● What to produce
Each line below has to be output exactly, from first to last.

● Listed records
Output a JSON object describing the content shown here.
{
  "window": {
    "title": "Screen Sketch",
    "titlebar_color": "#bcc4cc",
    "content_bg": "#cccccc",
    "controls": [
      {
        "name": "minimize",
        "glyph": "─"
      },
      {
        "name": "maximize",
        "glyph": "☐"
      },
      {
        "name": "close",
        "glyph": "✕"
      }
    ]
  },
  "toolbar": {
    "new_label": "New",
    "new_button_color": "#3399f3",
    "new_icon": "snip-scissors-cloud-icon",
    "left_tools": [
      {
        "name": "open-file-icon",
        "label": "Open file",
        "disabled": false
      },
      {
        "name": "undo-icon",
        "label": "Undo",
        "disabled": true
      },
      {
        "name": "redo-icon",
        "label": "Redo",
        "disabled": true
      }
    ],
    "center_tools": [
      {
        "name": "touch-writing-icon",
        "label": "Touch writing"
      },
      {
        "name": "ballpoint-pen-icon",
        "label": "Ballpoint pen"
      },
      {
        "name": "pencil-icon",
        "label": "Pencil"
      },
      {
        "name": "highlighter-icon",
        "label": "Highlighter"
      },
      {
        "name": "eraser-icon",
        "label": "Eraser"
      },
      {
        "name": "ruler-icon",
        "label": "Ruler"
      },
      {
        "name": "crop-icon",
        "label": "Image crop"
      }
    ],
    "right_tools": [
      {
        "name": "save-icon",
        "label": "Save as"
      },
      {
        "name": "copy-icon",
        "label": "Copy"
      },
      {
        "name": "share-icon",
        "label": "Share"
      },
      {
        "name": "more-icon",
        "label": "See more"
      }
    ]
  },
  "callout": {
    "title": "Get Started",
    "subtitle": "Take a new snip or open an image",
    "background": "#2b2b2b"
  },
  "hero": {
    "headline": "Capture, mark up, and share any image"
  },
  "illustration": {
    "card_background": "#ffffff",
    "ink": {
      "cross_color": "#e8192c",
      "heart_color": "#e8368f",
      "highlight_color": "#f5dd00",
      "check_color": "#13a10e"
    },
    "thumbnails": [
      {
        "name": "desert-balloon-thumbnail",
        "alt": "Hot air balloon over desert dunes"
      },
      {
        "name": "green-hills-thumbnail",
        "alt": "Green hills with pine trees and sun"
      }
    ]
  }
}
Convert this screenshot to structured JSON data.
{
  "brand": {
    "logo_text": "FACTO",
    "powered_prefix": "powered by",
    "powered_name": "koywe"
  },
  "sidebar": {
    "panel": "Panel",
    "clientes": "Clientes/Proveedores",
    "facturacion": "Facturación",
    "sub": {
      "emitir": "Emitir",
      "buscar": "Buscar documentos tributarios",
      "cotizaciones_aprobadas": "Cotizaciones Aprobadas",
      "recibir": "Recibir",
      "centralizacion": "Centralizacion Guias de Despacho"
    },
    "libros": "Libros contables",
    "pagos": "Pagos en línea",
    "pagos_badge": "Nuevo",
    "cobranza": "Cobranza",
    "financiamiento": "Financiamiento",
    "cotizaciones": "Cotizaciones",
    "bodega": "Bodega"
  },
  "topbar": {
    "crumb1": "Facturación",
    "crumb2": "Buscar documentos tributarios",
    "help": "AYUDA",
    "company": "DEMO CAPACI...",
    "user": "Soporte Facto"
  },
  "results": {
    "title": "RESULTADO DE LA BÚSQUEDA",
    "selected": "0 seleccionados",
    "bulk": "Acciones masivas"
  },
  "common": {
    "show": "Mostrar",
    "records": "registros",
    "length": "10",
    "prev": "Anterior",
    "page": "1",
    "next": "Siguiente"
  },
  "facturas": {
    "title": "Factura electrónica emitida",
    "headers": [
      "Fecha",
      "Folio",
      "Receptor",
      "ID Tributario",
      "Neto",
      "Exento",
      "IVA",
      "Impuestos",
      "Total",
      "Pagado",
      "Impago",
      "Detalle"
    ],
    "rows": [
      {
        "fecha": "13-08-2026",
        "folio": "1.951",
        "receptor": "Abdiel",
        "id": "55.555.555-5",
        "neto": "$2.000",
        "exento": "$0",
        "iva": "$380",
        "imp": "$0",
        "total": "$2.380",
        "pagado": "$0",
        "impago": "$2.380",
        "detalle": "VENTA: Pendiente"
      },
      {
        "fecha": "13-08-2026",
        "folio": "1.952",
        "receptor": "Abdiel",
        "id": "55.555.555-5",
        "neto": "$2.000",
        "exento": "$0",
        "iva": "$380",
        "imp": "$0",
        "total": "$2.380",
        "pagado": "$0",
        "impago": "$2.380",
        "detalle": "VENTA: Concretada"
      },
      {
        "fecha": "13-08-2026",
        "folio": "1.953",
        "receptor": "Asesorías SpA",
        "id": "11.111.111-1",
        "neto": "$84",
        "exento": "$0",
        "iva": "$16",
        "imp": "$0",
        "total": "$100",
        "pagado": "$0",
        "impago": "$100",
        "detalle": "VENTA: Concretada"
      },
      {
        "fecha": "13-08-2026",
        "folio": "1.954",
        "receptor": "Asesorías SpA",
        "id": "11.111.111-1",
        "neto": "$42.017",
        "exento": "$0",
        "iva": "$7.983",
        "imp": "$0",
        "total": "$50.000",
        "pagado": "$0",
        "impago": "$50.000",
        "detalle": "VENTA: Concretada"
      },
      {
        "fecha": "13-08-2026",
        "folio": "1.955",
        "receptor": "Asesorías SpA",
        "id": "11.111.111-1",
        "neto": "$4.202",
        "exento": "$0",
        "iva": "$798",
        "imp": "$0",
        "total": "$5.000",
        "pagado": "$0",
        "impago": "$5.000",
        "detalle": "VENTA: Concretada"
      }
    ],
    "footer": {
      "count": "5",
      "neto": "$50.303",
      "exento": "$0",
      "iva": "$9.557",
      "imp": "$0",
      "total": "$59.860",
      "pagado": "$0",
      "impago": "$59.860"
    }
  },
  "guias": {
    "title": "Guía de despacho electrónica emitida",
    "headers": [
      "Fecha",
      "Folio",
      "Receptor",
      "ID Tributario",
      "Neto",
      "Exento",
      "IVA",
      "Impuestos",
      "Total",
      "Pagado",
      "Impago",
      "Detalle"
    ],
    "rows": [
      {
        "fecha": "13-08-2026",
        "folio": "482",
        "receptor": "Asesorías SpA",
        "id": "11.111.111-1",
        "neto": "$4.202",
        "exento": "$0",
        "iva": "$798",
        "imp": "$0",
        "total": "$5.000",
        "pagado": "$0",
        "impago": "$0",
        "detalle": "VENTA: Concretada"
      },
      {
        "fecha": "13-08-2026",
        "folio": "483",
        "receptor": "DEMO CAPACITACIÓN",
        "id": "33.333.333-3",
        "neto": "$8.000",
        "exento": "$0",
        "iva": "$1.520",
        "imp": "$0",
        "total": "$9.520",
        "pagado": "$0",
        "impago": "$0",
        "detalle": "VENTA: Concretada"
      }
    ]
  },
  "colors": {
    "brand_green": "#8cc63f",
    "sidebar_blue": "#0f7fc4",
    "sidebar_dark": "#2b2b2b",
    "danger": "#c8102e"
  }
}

● Your solution
Output a JSON object describing the content shown here.
{
  "window": {
    "title": "Screen Sketch",
    "titlebar_color": "#bcc4cc",
    "content_bg": "#cccccc",
    "controls": [
      {
        "name": "minimize",
        "glyph": "─"
      },
      {
        "name": "maximize",
        "glyph": "☐"
      },
      {
        "name": "close",
        "glyph": "✕"
      }
    ]
  },
  "toolbar": {
    "new_label": "New",
    "new_button_color": "#3399f3",
    "new_icon": "snip-scissors-cloud-icon",
    "left_tools": [
      {
        "name": "open-file-icon",
        "label": "Open file",
        "disabled": false
      },
      {
        "name": "undo-icon",
        "label": "Undo",
        "disabled": true
      },
      {
        "name": "redo-icon",
        "label": "Redo",
        "disabled": true
      }
    ],
    "center_tools": [
      {
        "name": "touch-writing-icon",
        "label": "Touch writing"
      },
      {
        "name": "ballpoint-pen-icon",
        "label": "Ballpoint pen"
      },
      {
        "name": "pencil-icon",
        "label": "Pencil"
      },
      {
        "name": "highlighter-icon",
        "label": "Highlighter"
      },
      {
        "name": "eraser-icon",
        "label": "Eraser"
      },
      {
        "name": "ruler-icon",
        "label": "Ruler"
      },
      {
        "name": "crop-icon",
        "label": "Image crop"
      }
    ],
    "right_tools": [
      {
        "name": "save-icon",
        "label": "Save as"
      },
      {
        "name": "copy-icon",
        "label": "Copy"
      },
      {
        "name": "share-icon",
        "label": "Share"
      },
      {
        "name": "more-icon",
        "label": "See more"
      }
    ]
  },
  "callout": {
    "title": "Get Started",
    "subtitle": "Take a new snip or open an image",
    "background": "#2b2b2b"
  },
  "hero": {
    "headline": "Capture, mark up, and share any image"
  },
  "illustration": {
    "card_background": "#ffffff",
    "ink": {
      "cross_color": "#e8192c",
      "heart_color": "#e8368f",
      "highlight_color": "#f5dd00",
      "check_color": "#13a10e"
    },
    "thumbnails": [
      {
        "name": "desert-balloon-thumbnail",
        "alt": "Hot air balloon over desert dunes"
      },
      {
        "name": "green-hills-thumbnail",
        "alt": "Green hills with pine trees and sun"
      }
    ]
  }
}
Convert this screenshot to structured JSON data.
{
  "brand": {
    "logo_text": "FACTO",
    "powered_prefix": "powered by",
    "powered_name": "koywe"
  },
  "sidebar": {
    "panel": "Panel",
    "clientes": "Clientes/Proveedores",
    "facturacion": "Facturación",
    "sub": {
      "emitir": "Emitir",
      "buscar": "Buscar documentos tributarios",
      "cotizaciones_aprobadas": "Cotizaciones Aprobadas",
      "recibir": "Recibir",
      "centralizacion": "Centralizacion Guias de Despacho"
    },
    "libros": "Libros contables",
    "pagos": "Pagos en línea",
    "pagos_badge": "Nuevo",
    "cobranza": "Cobranza",
    "financiamiento": "Financiamiento",
    "cotizaciones": "Cotizaciones",
    "bodega": "Bodega"
  },
  "topbar": {
    "crumb1": "Facturación",
    "crumb2": "Buscar documentos tributarios",
    "help": "AYUDA",
    "company": "DEMO CAPACI...",
    "user": "Soporte Facto"
  },
  "results": {
    "title": "RESULTADO DE LA BÚSQUEDA",
    "selected": "0 seleccionados",
    "bulk": "Acciones masivas"
  },
  "common": {
    "show": "Mostrar",
    "records": "registros",
    "length": "10",
    "prev": "Anterior",
    "page": "1",
    "next": "Siguiente"
  },
  "facturas": {
    "title": "Factura electrónica emitida",
    "headers": [
      "Fecha",
      "Folio",
      "Receptor",
      "ID Tributario",
      "Neto",
      "Exento",
      "IVA",
      "Impuestos",
      "Total",
      "Pagado",
      "Impago",
      "Detalle"
    ],
    "rows": [
      {
        "fecha": "13-08-2026",
        "folio": "1.951",
        "receptor": "Abdiel",
        "id": "55.555.555-5",
        "neto": "$2.000",
        "exento": "$0",
        "iva": "$380",
        "imp": "$0",
        "total": "$2.380",
        "pagado": "$0",
        "impago": "$2.380",
        "detalle": "VENTA: Pendiente"
      },
      {
        "fecha": "13-08-2026",
        "folio": "1.952",
        "receptor": "Abdiel",
        "id": "55.555.555-5",
        "neto": "$2.000",
        "exento": "$0",
        "iva": "$380",
        "imp": "$0",
        "total": "$2.380",
        "pagado": "$0",
        "impago": "$2.380",
        "detalle": "VENTA: Concretada"
      },
      {
        "fecha": "13-08-2026",
        "folio": "1.953",
        "receptor": "Asesorías SpA",
        "id": "11.111.111-1",
        "neto": "$84",
        "exento": "$0",
        "iva": "$16",
        "imp": "$0",
        "total": "$100",
        "pagado": "$0",
        "impago": "$100",
        "detalle": "VENTA: Concretada"
      },
      {
        "fecha": "13-08-2026",
        "folio": "1.954",
        "receptor": "Asesorías SpA",
        "id": "11.111.111-1",
        "neto": "$42.017",
        "exento": "$0",
        "iva": "$7.983",
        "imp": "$0",
        "total": "$50.000",
        "pagado": "$0",
        "impago": "$50.000",
        "detalle": "VENTA: Concretada"
      },
      {
        "fecha": "13-08-2026",
        "folio": "1.955",
        "receptor": "Asesorías SpA",
        "id": "11.111.111-1",
        "neto": "$4.202",
        "exento": "$0",
        "iva": "$798",
        "imp": "$0",
        "total": "$5.000",
        "pagado": "$0",
        "impago": "$5.000",
        "detalle": "VENTA: Concretada"
      }
    ],
    "footer": {
      "count": "5",
      "neto": "$50.303",
      "exento": "$0",
      "iva": "$9.557",
      "imp": "$0",
      "total": "$59.860",
      "pagado": "$0",
      "impago": "$59.860"
    }
  },
  "guias": {
    "title": "Guía de despacho electrónica emitida",
    "headers": [
      "Fecha",
      "Folio",
      "Receptor",
      "ID Tributario",
      "Neto",
      "Exento",
      "IVA",
      "Impuestos",
      "Total",
      "Pagado",
      "Impago",
      "Detalle"
    ],
    "rows": [
      {
        "fecha": "13-08-2026",
        "folio": "482",
        "receptor": "Asesorías SpA",
        "id": "11.111.111-1",
        "neto": "$4.202",
        "exento": "$0",
        "iva": "$798",
        "imp": "$0",
        "total": "$5.000",
        "pagado": "$0",
        "impago": "$0",
        "detalle": "VENTA: Concretada"
      },
      {
        "fecha": "13-08-2026",
        "folio": "483",
        "receptor": "DEMO CAPACITACIÓN",
        "id": "33.333.333-3",
        "neto": "$8.000",
        "exento": "$0",
        "iva": "$1.520",
        "imp": "$0",
        "total": "$9.520",
        "pagado": "$0",
        "impago": "$0",
        "detalle": "VENTA: Concretada"
      }
    ]
  },
  "colors": {
    "brand_green": "#8cc63f",
    "sidebar_blue": "#0f7fc4",
    "sidebar_dark": "#2b2b2b",
    "danger": "#c8102e"
  }
}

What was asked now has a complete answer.